Greeley had other troubles with his city staff. Despite all his teaching—and his example—not all his subordinates were hewing to the path of morality. In 1869, he had been forced to ask for the resignation of Amos J. Cummings, an excellent city editor (and the man credited with coining the man-bites-dog definition of news). Cummings, it was said, had persisted, despite several warnings, in swearing on the job. There was another, far more serious incident in the city room in 1869, when Albert Richardson, the Civil War correspondent who had made such a spectacular escape from Confederate prison, failed altogether to escape from an irate husband who traced him to Park Row and shot and mortally wounded him within the confines of the Tribune offices. Greeley defended the conduct of his man as best he could, whereupon Dana, now editor of the Sun, chuckled and sent a reporter over to the Tribune to ask his former boss if it was true that the Tribune was infested with supporters of free love. The Sun quoted Greeley’s answer: “By God, (bringing his venerable fist upon the desk) there is no such crowd, at least not around the Tribune office. The whole thing has been got up by the enemies of the Tribune.” Greeley wrote a letter to the Sun to express his dissatisfaction with the published interview. He had not, he insisted, used the name of the Supreme Being.
The editor was nearing sixty by this time. Dispirited by the deaths of seven of his nine children, his strength sapped from overwork—he had continued to traverse the lecture circuit, and had, in addition, published six volumes of history, letters, and essays between 1863 and 1871—Greeley had grown sallow and paunchy. He still retained the white fringe of beard as well as some of the white hair which had become his trademark, but recurring bouts of the malaria he had contracted on a visit to Nassau in 1870 left him visibly weakened. Yet Horace Greeley had one more hand to play. In 1872, the pioneer Republican ran for the Presidency—with the backing of the Democratic party.

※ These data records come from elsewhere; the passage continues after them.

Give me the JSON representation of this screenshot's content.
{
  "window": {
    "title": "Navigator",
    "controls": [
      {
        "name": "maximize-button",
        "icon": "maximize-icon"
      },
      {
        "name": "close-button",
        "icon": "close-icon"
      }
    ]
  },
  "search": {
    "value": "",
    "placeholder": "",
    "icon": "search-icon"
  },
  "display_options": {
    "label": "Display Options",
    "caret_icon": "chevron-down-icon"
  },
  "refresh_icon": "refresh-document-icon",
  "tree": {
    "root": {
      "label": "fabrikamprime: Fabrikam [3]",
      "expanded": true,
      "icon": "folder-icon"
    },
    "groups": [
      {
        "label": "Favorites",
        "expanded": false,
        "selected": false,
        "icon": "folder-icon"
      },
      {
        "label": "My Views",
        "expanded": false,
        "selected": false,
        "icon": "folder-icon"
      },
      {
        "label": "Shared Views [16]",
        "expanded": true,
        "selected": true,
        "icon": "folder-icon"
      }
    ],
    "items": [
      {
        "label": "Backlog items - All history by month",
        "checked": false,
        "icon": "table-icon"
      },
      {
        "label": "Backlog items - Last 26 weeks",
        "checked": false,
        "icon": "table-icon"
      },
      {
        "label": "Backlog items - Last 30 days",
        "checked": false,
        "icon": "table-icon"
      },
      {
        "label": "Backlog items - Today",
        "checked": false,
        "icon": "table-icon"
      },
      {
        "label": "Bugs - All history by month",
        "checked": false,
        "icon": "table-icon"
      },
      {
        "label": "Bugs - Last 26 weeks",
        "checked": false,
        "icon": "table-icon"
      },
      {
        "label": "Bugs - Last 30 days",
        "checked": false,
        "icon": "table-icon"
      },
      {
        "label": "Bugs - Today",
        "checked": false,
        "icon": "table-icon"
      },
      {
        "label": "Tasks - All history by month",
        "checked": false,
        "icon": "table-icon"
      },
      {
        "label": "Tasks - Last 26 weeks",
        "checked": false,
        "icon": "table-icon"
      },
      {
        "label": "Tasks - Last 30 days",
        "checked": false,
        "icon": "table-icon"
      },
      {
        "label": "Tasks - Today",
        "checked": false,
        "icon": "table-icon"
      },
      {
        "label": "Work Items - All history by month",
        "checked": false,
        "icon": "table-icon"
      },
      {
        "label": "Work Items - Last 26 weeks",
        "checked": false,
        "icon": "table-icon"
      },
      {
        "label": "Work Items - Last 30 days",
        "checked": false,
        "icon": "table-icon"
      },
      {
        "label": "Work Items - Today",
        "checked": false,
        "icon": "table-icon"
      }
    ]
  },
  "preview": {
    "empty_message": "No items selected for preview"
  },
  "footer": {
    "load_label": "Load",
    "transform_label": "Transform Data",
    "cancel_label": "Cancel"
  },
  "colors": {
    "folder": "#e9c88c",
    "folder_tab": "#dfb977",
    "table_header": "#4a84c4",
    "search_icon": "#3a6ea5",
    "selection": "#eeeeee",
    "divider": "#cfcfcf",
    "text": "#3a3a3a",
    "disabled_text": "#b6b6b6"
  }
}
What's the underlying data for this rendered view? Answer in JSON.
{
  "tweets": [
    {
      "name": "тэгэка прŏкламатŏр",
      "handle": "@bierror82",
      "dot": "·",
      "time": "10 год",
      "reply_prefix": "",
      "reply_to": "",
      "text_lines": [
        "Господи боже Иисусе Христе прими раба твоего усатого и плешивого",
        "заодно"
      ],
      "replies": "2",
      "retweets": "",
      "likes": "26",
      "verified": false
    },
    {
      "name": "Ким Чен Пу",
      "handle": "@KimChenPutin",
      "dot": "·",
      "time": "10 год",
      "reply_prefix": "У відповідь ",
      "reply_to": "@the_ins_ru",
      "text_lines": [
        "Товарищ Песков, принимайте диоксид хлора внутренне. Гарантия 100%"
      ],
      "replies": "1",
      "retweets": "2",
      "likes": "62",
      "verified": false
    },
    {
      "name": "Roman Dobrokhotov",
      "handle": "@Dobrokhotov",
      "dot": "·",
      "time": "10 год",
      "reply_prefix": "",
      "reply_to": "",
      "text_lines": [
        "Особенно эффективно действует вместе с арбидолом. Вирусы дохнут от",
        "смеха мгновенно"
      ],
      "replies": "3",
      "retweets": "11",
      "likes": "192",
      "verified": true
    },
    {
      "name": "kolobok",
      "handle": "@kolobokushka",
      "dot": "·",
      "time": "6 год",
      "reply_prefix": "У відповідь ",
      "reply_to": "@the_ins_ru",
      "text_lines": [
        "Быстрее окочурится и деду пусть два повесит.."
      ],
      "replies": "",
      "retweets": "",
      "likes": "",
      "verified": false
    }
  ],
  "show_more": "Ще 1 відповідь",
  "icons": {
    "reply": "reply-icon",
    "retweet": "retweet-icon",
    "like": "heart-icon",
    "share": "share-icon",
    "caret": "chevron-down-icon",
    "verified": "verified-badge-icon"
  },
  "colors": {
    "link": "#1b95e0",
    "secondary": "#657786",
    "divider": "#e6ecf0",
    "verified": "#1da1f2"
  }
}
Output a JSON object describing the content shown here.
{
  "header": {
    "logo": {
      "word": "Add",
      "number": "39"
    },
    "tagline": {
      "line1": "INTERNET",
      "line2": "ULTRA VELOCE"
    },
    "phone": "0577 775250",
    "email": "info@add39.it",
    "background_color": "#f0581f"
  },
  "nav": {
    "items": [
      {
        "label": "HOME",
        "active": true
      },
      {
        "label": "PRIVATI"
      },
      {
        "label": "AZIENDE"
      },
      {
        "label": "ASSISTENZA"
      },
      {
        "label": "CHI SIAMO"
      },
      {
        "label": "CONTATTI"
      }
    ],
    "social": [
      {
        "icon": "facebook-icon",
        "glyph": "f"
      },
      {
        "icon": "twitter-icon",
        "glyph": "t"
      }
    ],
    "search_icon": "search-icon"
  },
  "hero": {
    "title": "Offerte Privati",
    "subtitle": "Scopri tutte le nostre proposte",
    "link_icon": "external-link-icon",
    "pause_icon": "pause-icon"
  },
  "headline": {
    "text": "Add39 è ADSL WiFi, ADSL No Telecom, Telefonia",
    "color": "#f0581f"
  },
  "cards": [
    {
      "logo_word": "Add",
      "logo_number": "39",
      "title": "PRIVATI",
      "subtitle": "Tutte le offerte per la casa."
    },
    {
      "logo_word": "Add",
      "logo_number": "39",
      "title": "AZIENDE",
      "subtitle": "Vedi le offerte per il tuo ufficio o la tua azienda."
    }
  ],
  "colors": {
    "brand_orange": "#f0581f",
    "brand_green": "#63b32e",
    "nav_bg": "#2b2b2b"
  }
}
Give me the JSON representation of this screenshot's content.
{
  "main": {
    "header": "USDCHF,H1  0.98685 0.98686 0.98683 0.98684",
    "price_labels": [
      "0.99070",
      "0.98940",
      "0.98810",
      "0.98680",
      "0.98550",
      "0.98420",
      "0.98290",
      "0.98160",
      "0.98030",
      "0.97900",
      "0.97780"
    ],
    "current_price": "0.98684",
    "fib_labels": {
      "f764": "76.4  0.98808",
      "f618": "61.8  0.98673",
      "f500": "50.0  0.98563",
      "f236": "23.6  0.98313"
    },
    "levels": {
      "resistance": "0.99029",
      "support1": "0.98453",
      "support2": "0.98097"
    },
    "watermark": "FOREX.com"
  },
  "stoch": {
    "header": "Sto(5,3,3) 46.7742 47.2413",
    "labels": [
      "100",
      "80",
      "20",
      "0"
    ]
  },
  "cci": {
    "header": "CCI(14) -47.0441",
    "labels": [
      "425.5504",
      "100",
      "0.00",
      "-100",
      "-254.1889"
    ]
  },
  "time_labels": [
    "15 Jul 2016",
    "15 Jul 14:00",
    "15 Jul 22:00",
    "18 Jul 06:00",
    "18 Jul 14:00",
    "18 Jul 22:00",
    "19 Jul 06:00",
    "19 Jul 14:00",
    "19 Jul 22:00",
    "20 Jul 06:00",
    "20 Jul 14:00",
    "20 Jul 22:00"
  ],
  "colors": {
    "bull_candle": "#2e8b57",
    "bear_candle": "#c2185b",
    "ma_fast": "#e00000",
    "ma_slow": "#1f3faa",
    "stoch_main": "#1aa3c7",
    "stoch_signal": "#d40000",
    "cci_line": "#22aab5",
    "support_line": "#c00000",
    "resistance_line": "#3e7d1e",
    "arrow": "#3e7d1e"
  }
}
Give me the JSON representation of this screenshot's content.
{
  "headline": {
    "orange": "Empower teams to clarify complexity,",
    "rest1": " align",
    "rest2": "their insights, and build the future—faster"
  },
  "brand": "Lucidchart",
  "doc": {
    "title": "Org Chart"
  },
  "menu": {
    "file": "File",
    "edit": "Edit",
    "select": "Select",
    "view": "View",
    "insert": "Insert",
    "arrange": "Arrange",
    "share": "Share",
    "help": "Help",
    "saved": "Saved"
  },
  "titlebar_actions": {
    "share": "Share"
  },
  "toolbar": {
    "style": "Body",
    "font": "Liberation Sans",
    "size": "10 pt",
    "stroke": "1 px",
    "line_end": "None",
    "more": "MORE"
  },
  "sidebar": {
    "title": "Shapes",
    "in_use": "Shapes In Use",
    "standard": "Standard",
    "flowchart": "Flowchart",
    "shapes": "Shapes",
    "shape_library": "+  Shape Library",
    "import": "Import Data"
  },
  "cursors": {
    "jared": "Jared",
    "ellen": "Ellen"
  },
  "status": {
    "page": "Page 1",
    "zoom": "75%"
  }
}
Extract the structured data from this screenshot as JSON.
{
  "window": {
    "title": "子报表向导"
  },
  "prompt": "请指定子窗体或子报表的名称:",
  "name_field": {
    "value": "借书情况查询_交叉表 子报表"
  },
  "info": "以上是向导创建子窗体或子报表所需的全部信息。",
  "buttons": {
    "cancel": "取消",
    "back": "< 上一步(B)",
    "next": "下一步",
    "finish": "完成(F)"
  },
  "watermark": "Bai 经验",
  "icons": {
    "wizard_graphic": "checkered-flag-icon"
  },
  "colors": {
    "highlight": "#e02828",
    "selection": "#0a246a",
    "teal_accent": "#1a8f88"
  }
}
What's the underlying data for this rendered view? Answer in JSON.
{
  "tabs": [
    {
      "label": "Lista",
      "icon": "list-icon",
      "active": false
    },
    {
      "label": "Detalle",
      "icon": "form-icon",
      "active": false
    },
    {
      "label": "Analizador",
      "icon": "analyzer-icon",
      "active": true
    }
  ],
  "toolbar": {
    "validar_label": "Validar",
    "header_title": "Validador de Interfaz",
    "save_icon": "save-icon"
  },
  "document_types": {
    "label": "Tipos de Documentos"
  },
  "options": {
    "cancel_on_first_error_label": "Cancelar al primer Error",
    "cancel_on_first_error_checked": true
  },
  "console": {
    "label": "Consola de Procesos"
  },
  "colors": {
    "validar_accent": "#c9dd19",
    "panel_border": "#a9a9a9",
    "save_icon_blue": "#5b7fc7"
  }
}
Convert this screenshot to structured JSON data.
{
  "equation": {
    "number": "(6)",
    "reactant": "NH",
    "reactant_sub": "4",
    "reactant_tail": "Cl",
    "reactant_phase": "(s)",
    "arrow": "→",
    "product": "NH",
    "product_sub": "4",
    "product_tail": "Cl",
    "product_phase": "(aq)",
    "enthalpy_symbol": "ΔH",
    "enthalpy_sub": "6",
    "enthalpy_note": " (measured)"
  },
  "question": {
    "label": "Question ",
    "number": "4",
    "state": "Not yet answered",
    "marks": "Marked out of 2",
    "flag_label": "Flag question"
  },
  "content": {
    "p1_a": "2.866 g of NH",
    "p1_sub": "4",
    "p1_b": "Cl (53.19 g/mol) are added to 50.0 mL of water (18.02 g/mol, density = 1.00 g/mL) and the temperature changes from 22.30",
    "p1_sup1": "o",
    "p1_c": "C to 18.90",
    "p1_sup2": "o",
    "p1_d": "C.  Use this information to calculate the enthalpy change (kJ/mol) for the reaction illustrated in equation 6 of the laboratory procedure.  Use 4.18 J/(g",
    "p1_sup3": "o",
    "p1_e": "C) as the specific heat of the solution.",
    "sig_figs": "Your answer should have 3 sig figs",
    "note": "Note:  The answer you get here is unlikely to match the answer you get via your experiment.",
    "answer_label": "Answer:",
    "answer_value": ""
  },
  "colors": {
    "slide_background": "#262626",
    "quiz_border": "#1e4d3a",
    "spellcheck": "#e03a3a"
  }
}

This, of course, was the ultimate inconsistency, and Greeley was not without misgivings when he undertook his final battle against the political machine that had been running in well-oiled grooves during the first term of Ulysses S. Grant. In particular, he was worried about the effect his campaign would have on the Tribune, “of which so little is my own property that I dread to wreck it. …” Still, he went ahead. In May of 1872 the maverick Liberal Republican party nominated him for the Presidency; two months later the Democrats added their endorsement.